How to complete this task:
Reproduce the data in full, exactly as given, leaving images out.

Exercise material:
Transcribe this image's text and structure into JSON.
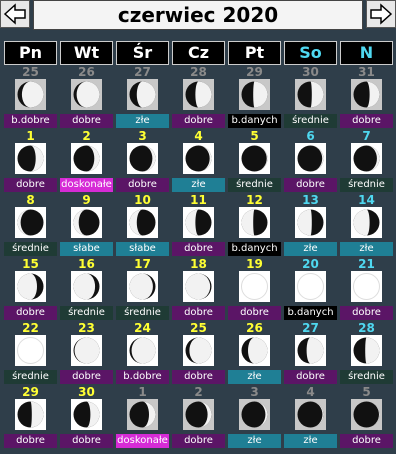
{
  "header": {
    "title": "czerwiec 2020",
    "prev_icon": "prev-arrow-icon",
    "next_icon": "next-arrow-icon"
  },
  "weekdays": [
    "Pn",
    "Wt",
    "Śr",
    "Cz",
    "Pt",
    "So",
    "N"
  ],
  "colors": {
    "good": "#5b1566",
    "excellent": "#d62bd6",
    "bad": "#1f7f95",
    "nodata": "#000000",
    "medium": "#1f3b35",
    "weak": "#1f7f95"
  },
  "weeks": [
    [
      {
        "day": "25",
        "other": true,
        "phase": 0.83,
        "label": "b.dobre",
        "cat": "good"
      },
      {
        "day": "26",
        "other": true,
        "phase": 0.88,
        "label": "dobre",
        "cat": "good"
      },
      {
        "day": "27",
        "other": true,
        "phase": 0.72,
        "label": "złe",
        "cat": "bad"
      },
      {
        "day": "28",
        "other": true,
        "phase": 0.62,
        "label": "dobre",
        "cat": "good"
      },
      {
        "day": "29",
        "other": true,
        "phase": 0.55,
        "label": "b.danych",
        "cat": "nodata"
      },
      {
        "day": "30",
        "other": true,
        "phase": 0.45,
        "label": "średnie",
        "cat": "medium"
      },
      {
        "day": "31",
        "other": true,
        "phase": 0.38,
        "label": "dobre",
        "cat": "good"
      }
    ],
    [
      {
        "day": "1",
        "phase": 0.3,
        "label": "dobre",
        "cat": "good"
      },
      {
        "day": "2",
        "phase": 0.2,
        "label": "doskonałe",
        "cat": "excellent"
      },
      {
        "day": "3",
        "phase": 0.12,
        "label": "dobre",
        "cat": "good"
      },
      {
        "day": "4",
        "phase": 0.07,
        "label": "złe",
        "cat": "bad"
      },
      {
        "day": "5",
        "phase": 0.03,
        "label": "średnie",
        "cat": "medium"
      },
      {
        "day": "6",
        "weekend": true,
        "phase": 0.05,
        "label": "dobre",
        "cat": "good"
      },
      {
        "day": "7",
        "weekend": true,
        "phase": 0.1,
        "label": "średnie",
        "cat": "medium"
      }
    ],
    [
      {
        "day": "8",
        "phase": -0.12,
        "label": "średnie",
        "cat": "medium"
      },
      {
        "day": "9",
        "phase": -0.2,
        "label": "słabe",
        "cat": "weak"
      },
      {
        "day": "10",
        "phase": -0.28,
        "label": "słabe",
        "cat": "weak"
      },
      {
        "day": "11",
        "phase": -0.38,
        "label": "dobre",
        "cat": "good"
      },
      {
        "day": "12",
        "phase": -0.45,
        "label": "b.danych",
        "cat": "nodata"
      },
      {
        "day": "13",
        "weekend": true,
        "phase": -0.55,
        "label": "złe",
        "cat": "bad"
      },
      {
        "day": "14",
        "weekend": true,
        "phase": -0.62,
        "label": "złe",
        "cat": "bad"
      }
    ],
    [
      {
        "day": "15",
        "phase": -0.75,
        "label": "dobre",
        "cat": "good"
      },
      {
        "day": "16",
        "phase": -0.83,
        "label": "średnie",
        "cat": "medium"
      },
      {
        "day": "17",
        "phase": -0.9,
        "label": "średnie",
        "cat": "medium"
      },
      {
        "day": "18",
        "phase": -0.95,
        "label": "dobre",
        "cat": "good"
      },
      {
        "day": "19",
        "phase": 1,
        "label": "dobre",
        "cat": "good"
      },
      {
        "day": "20",
        "weekend": true,
        "phase": 1,
        "label": "b.danych",
        "cat": "nodata"
      },
      {
        "day": "21",
        "weekend": true,
        "phase": 1,
        "label": "dobre",
        "cat": "good"
      }
    ],
    [
      {
        "day": "22",
        "phase": 1,
        "label": "średnie",
        "cat": "medium"
      },
      {
        "day": "23",
        "phase": 0.96,
        "label": "dobre",
        "cat": "good"
      },
      {
        "day": "24",
        "phase": 0.92,
        "label": "b.dobre",
        "cat": "good"
      },
      {
        "day": "25",
        "phase": 0.85,
        "label": "dobre",
        "cat": "good"
      },
      {
        "day": "26",
        "phase": 0.75,
        "label": "złe",
        "cat": "bad"
      },
      {
        "day": "27",
        "weekend": true,
        "phase": 0.65,
        "label": "dobre",
        "cat": "good"
      },
      {
        "day": "28",
        "weekend": true,
        "phase": 0.55,
        "label": "średnie",
        "cat": "medium"
      }
    ],
    [
      {
        "day": "29",
        "phase": 0.45,
        "label": "dobre",
        "cat": "good"
      },
      {
        "day": "30",
        "phase": 0.35,
        "label": "dobre",
        "cat": "good"
      },
      {
        "day": "1",
        "other": true,
        "phase": 0.25,
        "label": "doskonałe",
        "cat": "excellent"
      },
      {
        "day": "2",
        "other": true,
        "phase": 0.15,
        "label": "dobre",
        "cat": "good"
      },
      {
        "day": "3",
        "other": true,
        "phase": 0.08,
        "label": "złe",
        "cat": "bad"
      },
      {
        "day": "4",
        "other": true,
        "phase": 0.04,
        "label": "złe",
        "cat": "bad"
      },
      {
        "day": "5",
        "other": true,
        "phase": 0.02,
        "label": "dobre",
        "cat": "good"
      }
    ]
  ]
}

Output of the task:
Transcribe this image's text and structure into JSON.
{
  "header": {
    "title": "czerwiec 2020",
    "prev_icon": "prev-arrow-icon",
    "next_icon": "next-arrow-icon"
  },
  "weekdays": [
    "Pn",
    "Wt",
    "Śr",
    "Cz",
    "Pt",
    "So",
    "N"
  ],
  "colors": {
    "good": "#5b1566",
    "excellent": "#d62bd6",
    "bad": "#1f7f95",
    "nodata": "#000000",
    "medium": "#1f3b35",
    "weak": "#1f7f95"
  },
  "weeks": [
    [
      {
        "day": "25",
        "other": true,
        "phase": 0.83,
        "label": "b.dobre",
        "cat": "good"
      },
      {
        "day": "26",
        "other": true,
        "phase": 0.88,
        "label": "dobre",
        "cat": "good"
      },
      {
        "day": "27",
        "other": true,
        "phase": 0.72,
        "label": "złe",
        "cat": "bad"
      },
      {
        "day": "28",
        "other": true,
        "phase": 0.62,
        "label": "dobre",
        "cat": "good"
      },
      {
        "day": "29",
        "other": true,
        "phase": 0.55,
        "label": "b.danych",
        "cat": "nodata"
      },
      {
        "day": "30",
        "other": true,
        "phase": 0.45,
        "label": "średnie",
        "cat": "medium"
      },
      {
        "day": "31",
        "other": true,
        "phase": 0.38,
        "label": "dobre",
        "cat": "good"
      }
    ],
    [
      {
        "day": "1",
        "phase": 0.3,
        "label": "dobre",
        "cat": "good"
      },
      {
        "day": "2",
        "phase": 0.2,
        "label": "doskonałe",
        "cat": "excellent"
      },
      {
        "day": "3",
        "phase": 0.12,
        "label": "dobre",
        "cat": "good"
      },
      {
        "day": "4",
        "phase": 0.07,
        "label": "złe",
        "cat": "bad"
      },
      {
        "day": "5",
        "phase": 0.03,
        "label": "średnie",
        "cat": "medium"
      },
      {
        "day": "6",
        "weekend": true,
        "phase": 0.05,
        "label": "dobre",
        "cat": "good"
      },
      {
        "day": "7",
        "weekend": true,
        "phase": 0.1,
        "label": "średnie",
        "cat": "medium"
      }
    ],
    [
      {
        "day": "8",
        "phase": -0.12,
        "label": "średnie",
        "cat": "medium"
      },
      {
        "day": "9",
        "phase": -0.2,
        "label": "słabe",
        "cat": "weak"
      },
      {
        "day": "10",
        "phase": -0.28,
        "label": "słabe",
        "cat": "weak"
      },
      {
        "day": "11",
        "phase": -0.38,
        "label": "dobre",
        "cat": "good"
      },
      {
        "day": "12",
        "phase": -0.45,
        "label": "b.danych",
        "cat": "nodata"
      },
      {
        "day": "13",
        "weekend": true,
        "phase": -0.55,
        "label": "złe",
        "cat": "bad"
      },
      {
        "day": "14",
        "weekend": true,
        "phase": -0.62,
        "label": "złe",
        "cat": "bad"
      }
    ],
    [
      {
        "day": "15",
        "phase": -0.75,
        "label": "dobre",
        "cat": "good"
      },
      {
        "day": "16",
        "phase": -0.83,
        "label": "średnie",
        "cat": "medium"
      },
      {
        "day": "17",
        "phase": -0.9,
        "label": "średnie",
        "cat": "medium"
      },
      {
        "day": "18",
        "phase": -0.95,
        "label": "dobre",
        "cat": "good"
      },
      {
        "day": "19",
        "phase": 1,
        "label": "dobre",
        "cat": "good"
      },
      {
        "day": "20",
        "weekend": true,
        "phase": 1,
        "label": "b.danych",
        "cat": "nodata"
      },
      {
        "day": "21",
        "weekend": true,
        "phase": 1,
        "label": "dobre",
        "cat": "good"
      }
    ],
    [
      {
        "day": "22",
        "phase": 1,
        "label": "średnie",
        "cat": "medium"
      },
      {
        "day": "23",
        "phase": 0.96,
        "label": "dobre",
        "cat": "good"
      },
      {
        "day": "24",
        "phase": 0.92,
        "label": "b.dobre",
        "cat": "good"
      },
      {
        "day": "25",
        "phase": 0.85,
        "label": "dobre",
        "cat": "good"
      },
      {
        "day": "26",
        "phase": 0.75,
        "label": "złe",
        "cat": "bad"
      },
      {
        "day": "27",
        "weekend": true,
        "phase": 0.65,
        "label": "dobre",
        "cat": "good"
      },
      {
        "day": "28",
        "weekend": true,
        "phase": 0.55,
        "label": "średnie",
        "cat": "medium"
      }
    ],
    [
      {
        "day": "29",
        "phase": 0.45,
        "label": "dobre",
        "cat": "good"
      },
      {
        "day": "30",
        "phase": 0.35,
        "label": "dobre",
        "cat": "good"
      },
      {
        "day": "1",
        "other": true,
        "phase": 0.25,
        "label": "doskonałe",
        "cat": "excellent"
      },
      {
        "day": "2",
        "other": true,
        "phase": 0.15,
        "label": "dobre",
        "cat": "good"
      },
      {
        "day": "3",
        "other": true,
        "phase": 0.08,
        "label": "złe",
        "cat": "bad"
      },
      {
        "day": "4",
        "other": true,
        "phase": 0.04,
        "label": "złe",
        "cat": "bad"
      },
      {
        "day": "5",
        "other": true,
        "phase": 0.02,
        "label": "dobre",
        "cat": "good"
      }
    ]
  ]
}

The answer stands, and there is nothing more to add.